> _To do_
Give the number of lines in the records that include the word "name", and nothing besides.

Stored items from a collection
[Start of section]
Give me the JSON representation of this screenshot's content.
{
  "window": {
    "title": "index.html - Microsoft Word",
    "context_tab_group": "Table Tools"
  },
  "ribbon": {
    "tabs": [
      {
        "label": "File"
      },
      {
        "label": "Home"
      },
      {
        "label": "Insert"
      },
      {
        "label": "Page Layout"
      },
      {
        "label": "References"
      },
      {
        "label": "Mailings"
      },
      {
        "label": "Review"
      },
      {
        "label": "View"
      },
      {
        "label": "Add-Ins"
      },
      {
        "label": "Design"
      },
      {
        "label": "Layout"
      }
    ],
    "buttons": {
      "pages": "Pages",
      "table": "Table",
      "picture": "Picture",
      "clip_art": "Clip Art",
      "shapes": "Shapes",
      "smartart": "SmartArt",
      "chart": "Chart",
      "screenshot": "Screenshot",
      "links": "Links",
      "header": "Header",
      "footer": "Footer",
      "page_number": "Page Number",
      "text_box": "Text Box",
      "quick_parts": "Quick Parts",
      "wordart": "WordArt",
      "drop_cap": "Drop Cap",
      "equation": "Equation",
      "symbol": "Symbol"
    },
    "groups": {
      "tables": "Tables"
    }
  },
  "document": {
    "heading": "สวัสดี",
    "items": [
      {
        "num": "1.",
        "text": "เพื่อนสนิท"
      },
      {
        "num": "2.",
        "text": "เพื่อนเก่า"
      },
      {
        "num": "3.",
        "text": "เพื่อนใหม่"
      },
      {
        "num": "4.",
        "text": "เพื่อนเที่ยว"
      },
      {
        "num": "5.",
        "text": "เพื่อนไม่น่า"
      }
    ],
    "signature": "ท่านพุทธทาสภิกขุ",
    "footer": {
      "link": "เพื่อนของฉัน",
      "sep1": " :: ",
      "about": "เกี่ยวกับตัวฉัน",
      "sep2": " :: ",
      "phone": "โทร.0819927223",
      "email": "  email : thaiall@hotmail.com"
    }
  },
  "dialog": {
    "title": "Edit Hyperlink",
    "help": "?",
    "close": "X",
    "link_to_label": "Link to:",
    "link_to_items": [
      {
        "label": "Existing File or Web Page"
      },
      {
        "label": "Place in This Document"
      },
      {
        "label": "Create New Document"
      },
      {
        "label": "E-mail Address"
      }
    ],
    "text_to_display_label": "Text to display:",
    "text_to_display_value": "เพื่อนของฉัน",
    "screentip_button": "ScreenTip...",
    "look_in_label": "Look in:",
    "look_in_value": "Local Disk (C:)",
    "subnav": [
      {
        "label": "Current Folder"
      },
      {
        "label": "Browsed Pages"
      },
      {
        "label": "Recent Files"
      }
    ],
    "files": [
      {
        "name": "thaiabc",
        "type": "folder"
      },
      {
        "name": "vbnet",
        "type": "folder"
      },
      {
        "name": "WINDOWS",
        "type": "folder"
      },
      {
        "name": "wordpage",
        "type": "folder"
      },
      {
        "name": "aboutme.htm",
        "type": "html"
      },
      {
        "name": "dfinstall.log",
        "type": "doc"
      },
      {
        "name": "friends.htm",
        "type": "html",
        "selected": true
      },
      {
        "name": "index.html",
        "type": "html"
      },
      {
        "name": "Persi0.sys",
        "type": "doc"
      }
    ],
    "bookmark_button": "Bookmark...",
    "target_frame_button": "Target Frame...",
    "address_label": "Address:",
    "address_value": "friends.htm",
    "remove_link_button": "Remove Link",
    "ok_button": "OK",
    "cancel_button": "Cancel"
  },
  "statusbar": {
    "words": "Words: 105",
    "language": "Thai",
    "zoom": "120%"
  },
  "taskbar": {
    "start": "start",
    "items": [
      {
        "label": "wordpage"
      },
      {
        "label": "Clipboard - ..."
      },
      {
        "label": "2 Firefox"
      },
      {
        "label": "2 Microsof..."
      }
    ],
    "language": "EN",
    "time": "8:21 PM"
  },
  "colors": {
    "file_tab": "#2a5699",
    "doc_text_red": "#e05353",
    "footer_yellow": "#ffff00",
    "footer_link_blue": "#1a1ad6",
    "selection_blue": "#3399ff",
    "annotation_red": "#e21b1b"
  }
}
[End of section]
> _Written answer_
9